Father's Day calls for acting, not reacting
Editor's note: West Linn Adult Community Center volunteer Mary Jean Rivera shares memories of her father as a salute to all dads on Father's Day.
My dad sat forward in his green recliner chair, taking up a prominent position almost central to our living area. I was sitting on the couch, book open on my lap, but I looked up just then. He peeled off his dirty work socks, and looked at them each carefully. They had holes in the heels. I watched as he glanced toward the kitchen. We could hear my mother moving things around, preparing dinner. And then to my total surprise, he put his fingers in a hole in the sock and ripped it wide!
"Dad! What are you doing?"
He put his fingers into the other one, and as he ripped that one too, he smiled at me.
"Your mother will darn the heels, and the darns will give me blisters. I just want her to buy new socks."
Now I understood that perfectly. Mother was very thrifty, beyond necessity sometimes, buying cheap when good quality clothing or food would be a better deal.
He wiggled his toes and massaged each foot a bit, then leaned back and brought the newspaper up closer to see it.
A few evenings later my mother sat on the couch mending. She pulled up his socks to her eye level.
"I can't understand how your dad gets such big holes in his socks," she said, and then she threw them aside.
Besides the living area with the dining room table at one end and the TV at the other, we had a "one-butt" kitchen, three small bedrooms and a bath and a half in our house for six people. There was no place else to go except outside. Being rambunctious or loud was simply not allowed. Any noise brought my father to attention. Asking for attention, as in showing him the latest report card, was momentous. He never ignored us, though he didn't interfere often. He usually took my observations or questions very seriously. Sometimes I wished he was less attentive.
He certainly noticed when I started hanging out at the bowling alley, for instance. But he never stopped me, and it wasn't long before I gave that up anyway. He never asked if I did my homework. He gave us chores to do, and he definitely noticed if they weren't done.
Sometime in my teens I told him he wasn't paying enough attention to what my younger siblings were doing.
"Well," he said, "I am practicing benevolent neglect. You really shouldn't watch your kids too closely."
"How long is an eon?" I asked my Dad.
"How far is up?" he asked me.
I didn't get it. He didn't answer my question, and his answer made no sense. So I found the dictionary, prominent as always in the living room.
"When you ask a question, think first, as you might already know the answer." My dad was full of direction like that.
"My motto is 'act, don't react'" he told me one time, when he was sitting in that green chair. "Think first."
To this day I try to buy quality rather than just cheap, practice benevolent neglect with my children, and think first before I take action.

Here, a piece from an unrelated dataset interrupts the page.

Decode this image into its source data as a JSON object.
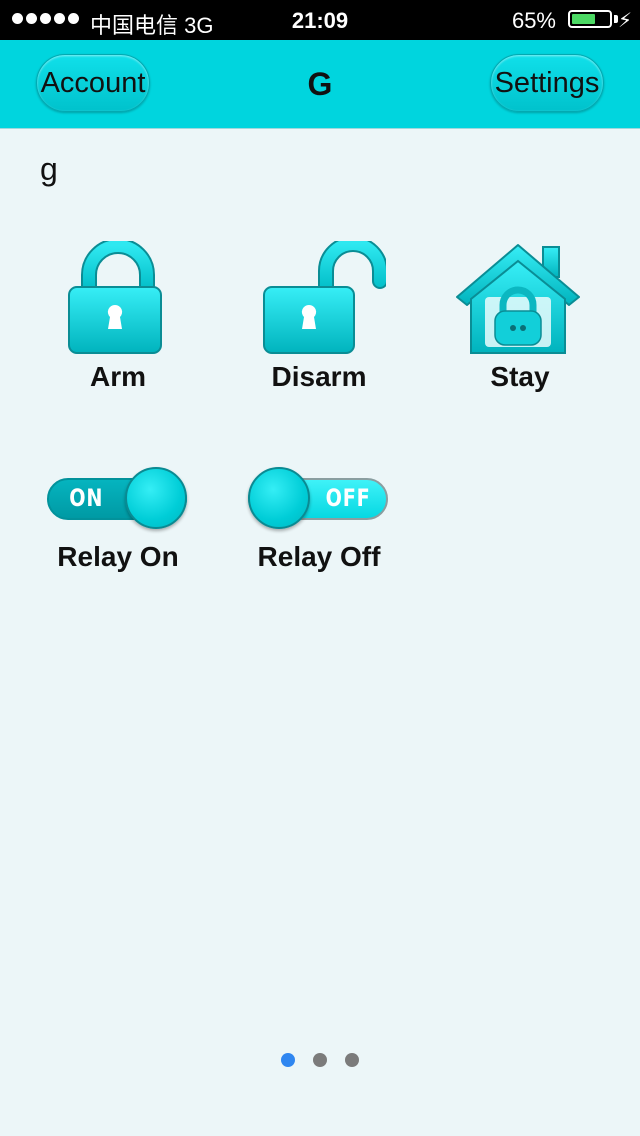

It works for me.
The lunch menu this week features barbecued chicken, macaroni and cheese, corn and peach crisp on Friday, June 14; sausages and baked beans, vegetable medley and chocolate cookies on Monday, June 17 and sausages and white bean soup, roast beef sandwiches and vanilla bundt bake on Wednesday, June 19. Cost is $5 per person.
The West Linn Adult Community Center is located at 1180 Rosemont Road in West Linn.
Quality local journalism takes time and money, which comes, in part, from paying readers. If you enjoy articles like this one, please consider supporting us.
(It costs just a few cents a day.)